Azimuthal anisotropy in Bayesian surface-wave tomography: application to northern Cascadia and Haida Gwaii


Surface wave tomography is a valuable tool for constraining azimuthal anisotropy at regional scales. However, sparse and uneven coverage of dispersion measurements make meaningful uncertainty estimation challenging, especially when applying subjective model regularization. This paper considers azimuthal anisotropy constrained by measurements of surface wave dispersion data within a Bayesian trans-dimensional (trans-d) tomographic inversion. A recently-proposed alternative model parameterization for trans-d inversion is implemented in order to produce more realistic models than previously previous studies considering trans-d surface wave tomography.

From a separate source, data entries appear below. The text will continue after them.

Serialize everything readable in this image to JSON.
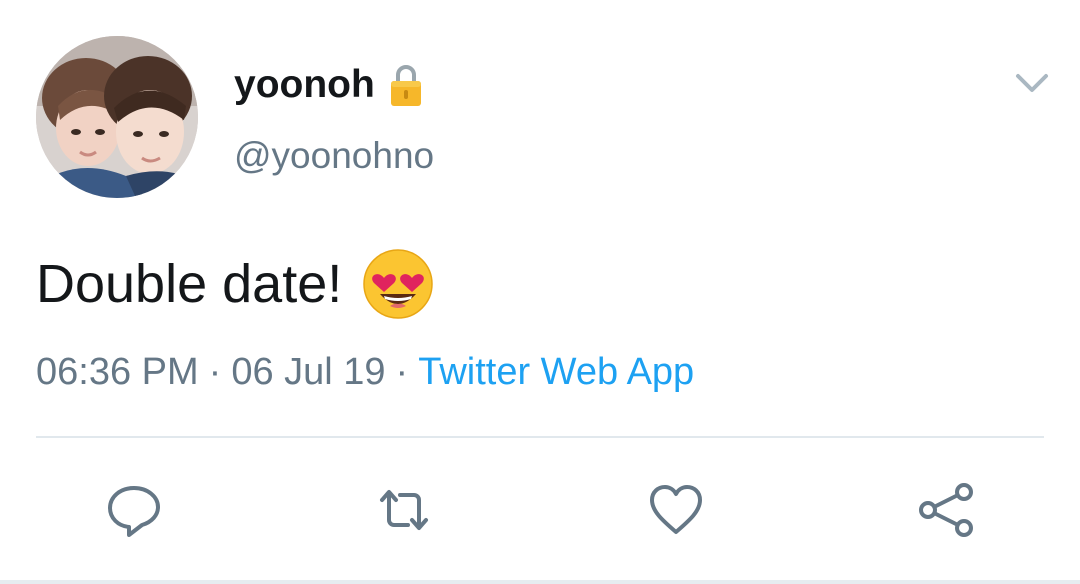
{
  "user": {
    "display_name": "yoonoh",
    "handle": "@yoonohno",
    "protected_icon": "lock-icon"
  },
  "tweet": {
    "text": "Double date!",
    "emoji": "smiling-face-with-heart-eyes-icon"
  },
  "meta": {
    "time": "06:36 PM",
    "separator": "·",
    "date": "06 Jul 19",
    "source": "Twitter Web App"
  },
  "actions": {
    "reply": "reply-icon",
    "retweet": "retweet-icon",
    "like": "like-icon",
    "share": "share-icon"
  },
  "colors": {
    "text": "#14171a",
    "secondary": "#657786",
    "link": "#1da1f2",
    "divider": "#e1e8ed",
    "icon": "#657786"
  }
}
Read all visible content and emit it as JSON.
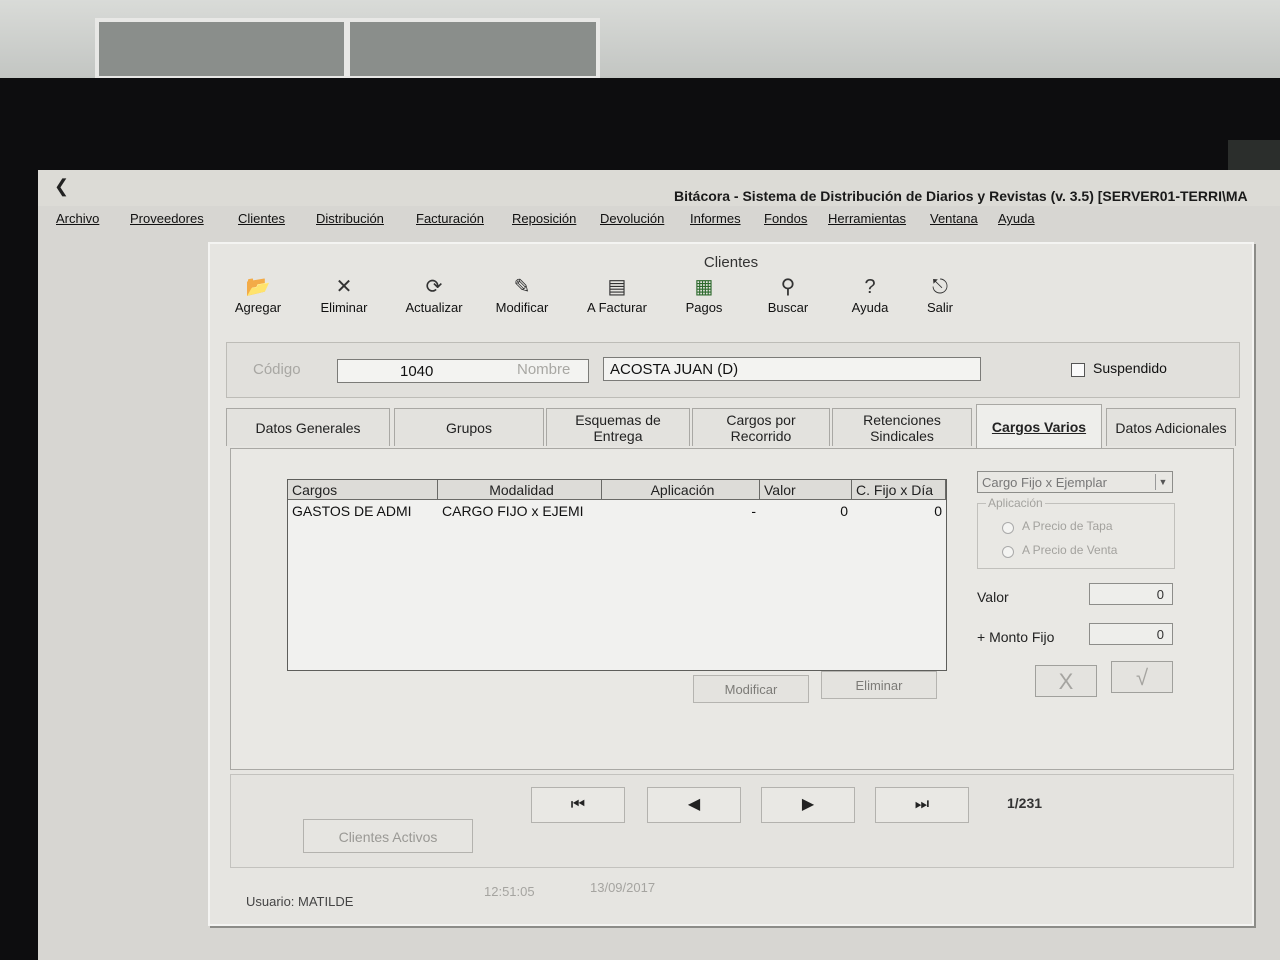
{
  "app": {
    "title": "Bitácora - Sistema de Distribución de Diarios y Revistas (v. 3.5) [SERVER01-TERRI\\MA",
    "menu": [
      "Archivo",
      "Proveedores",
      "Clientes",
      "Distribución",
      "Facturación",
      "Reposición",
      "Devolución",
      "Informes",
      "Fondos",
      "Herramientas",
      "Ventana",
      "Ayuda"
    ]
  },
  "dialog": {
    "title": "Clientes",
    "toolbar": [
      {
        "label": "Agregar",
        "icon": "folder-open-icon"
      },
      {
        "label": "Eliminar",
        "icon": "delete-x-icon"
      },
      {
        "label": "Actualizar",
        "icon": "refresh-document-icon"
      },
      {
        "label": "Modificar",
        "icon": "edit-document-icon"
      },
      {
        "label": "A Facturar",
        "icon": "invoice-icon"
      },
      {
        "label": "Pagos",
        "icon": "payments-icon"
      },
      {
        "label": "Buscar",
        "icon": "binoculars-icon"
      },
      {
        "label": "Ayuda",
        "icon": "help-icon"
      },
      {
        "label": "Salir",
        "icon": "exit-door-icon"
      }
    ],
    "fields": {
      "codigo_label": "Código",
      "codigo_value": "1040",
      "nombre_label": "Nombre",
      "nombre_value": "ACOSTA JUAN (D)",
      "suspendido_label": "Suspendido"
    },
    "tabs": [
      "Datos Generales",
      "Grupos",
      "Esquemas de Entrega",
      "Cargos por Recorrido",
      "Retenciones Sindicales",
      "Cargos Varios",
      "Datos Adicionales"
    ],
    "active_tab": "Cargos Varios",
    "grid": {
      "headers": [
        "Cargos",
        "Modalidad",
        "Aplicación",
        "Valor",
        "C. Fijo x Día"
      ],
      "rows": [
        [
          "GASTOS DE ADMI",
          "CARGO FIJO x EJEMI",
          "-",
          "0",
          "0"
        ]
      ]
    },
    "buttons": {
      "modificar": "Modificar",
      "eliminar": "Eliminar"
    },
    "side": {
      "select_value": "Cargo Fijo x Ejemplar",
      "aplicacion_label": "Aplicación",
      "radio_tapa": "A Precio de Tapa",
      "radio_venta": "A Precio de Venta",
      "valor_label": "Valor",
      "valor_value": "0",
      "monto_label": "+ Monto Fijo",
      "monto_value": "0",
      "cancel_glyph": "X",
      "ok_glyph": "√"
    },
    "nav": {
      "counter": "1/231",
      "clientes_activos": "Clientes Activos"
    },
    "status": {
      "usuario": "Usuario: MATILDE",
      "hora": "12:51:05",
      "fecha": "13/09/2017"
    }
  }
}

The reversible-jump Markov-chain Monte Carlo sampling technique is used to numerically estimate the posterior probability density of the model parameters. Isotropic and azimuthally-anisotropic components of surface wave group velocity maps (and their associated uncertainties) are estimated while avoiding model regularization and allowing model complexity to be determined by the data information content. Furthermore, data errors are treated as unknown, and solved for, within the inversion. The inversion method is applied to measurements of surface wave dispersion from regional earthquakes recorded over northern Cascadia and Haida Gwaii, a region of complex active tectonics but highly heterogeneous station coverage. Results for isotropic group velocity are consistent with previous studies that considered the southern part of the study region over Cascadia. Azimuthal anisotropic fast-axis directions are generally margin-parallel between Vancouver Island and Haida Gwaii, with a small change in direction and magnitude along the margin which may be attributed to the changing tectonic regime (from subduction to transform tectonics). Estimated errors on the dispersion data (solved for within the inversion) reveal a correlation between surface wave period and the dependence of data errors on travel path length. This paper demonstrates the value of considering azimuthal anisotropy within Bayesian tomographic inversions. Furthermore, this work provides structural context for future studies of tectonic structure and dynamics of northern Cascadia and Haida Gwaii, with the aim of improving our understanding of seismic and tsunami hazards.

Geophysical Journal International
Jeremy Gosselin
PhD Candidate

My research interests include Seismology, Inverse problems, and Tectonics.